_PROBLEM TO WORK ON:_
When a line of the records contains "escuro", copy it.

_Page and application data records:_
□ □ □ □ □ □ □

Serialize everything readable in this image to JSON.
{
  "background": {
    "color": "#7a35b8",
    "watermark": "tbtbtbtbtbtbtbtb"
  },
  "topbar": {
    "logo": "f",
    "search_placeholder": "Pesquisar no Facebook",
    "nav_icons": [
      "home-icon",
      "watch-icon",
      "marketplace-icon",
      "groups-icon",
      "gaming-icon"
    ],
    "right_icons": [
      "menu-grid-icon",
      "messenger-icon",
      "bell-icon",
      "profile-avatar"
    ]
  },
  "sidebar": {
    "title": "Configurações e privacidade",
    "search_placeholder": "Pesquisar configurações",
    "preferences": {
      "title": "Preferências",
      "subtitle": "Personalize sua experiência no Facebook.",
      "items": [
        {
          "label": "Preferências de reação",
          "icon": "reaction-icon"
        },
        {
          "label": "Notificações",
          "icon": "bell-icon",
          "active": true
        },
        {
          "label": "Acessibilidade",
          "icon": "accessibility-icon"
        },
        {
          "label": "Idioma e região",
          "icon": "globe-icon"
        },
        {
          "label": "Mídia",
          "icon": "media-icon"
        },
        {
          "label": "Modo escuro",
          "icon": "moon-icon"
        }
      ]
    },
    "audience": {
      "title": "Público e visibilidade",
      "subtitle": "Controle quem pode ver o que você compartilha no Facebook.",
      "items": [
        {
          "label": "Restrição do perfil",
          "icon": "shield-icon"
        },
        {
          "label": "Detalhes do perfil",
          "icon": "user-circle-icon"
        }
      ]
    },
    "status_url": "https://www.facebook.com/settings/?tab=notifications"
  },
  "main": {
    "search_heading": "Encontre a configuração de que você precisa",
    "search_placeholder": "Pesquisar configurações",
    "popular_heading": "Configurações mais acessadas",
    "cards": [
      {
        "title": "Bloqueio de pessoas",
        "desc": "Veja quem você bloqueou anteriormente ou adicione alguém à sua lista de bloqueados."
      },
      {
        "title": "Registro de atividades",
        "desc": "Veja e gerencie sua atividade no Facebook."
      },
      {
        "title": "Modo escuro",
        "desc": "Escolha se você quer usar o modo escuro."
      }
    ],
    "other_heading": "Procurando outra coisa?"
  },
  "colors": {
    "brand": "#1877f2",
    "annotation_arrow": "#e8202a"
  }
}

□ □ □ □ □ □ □

_SOLUTION TO THE PROBLEM:_
          "label": "Modo escuro",
        "title": "Modo escuro",
        "desc": "Escolha se você quer usar o modo escuro."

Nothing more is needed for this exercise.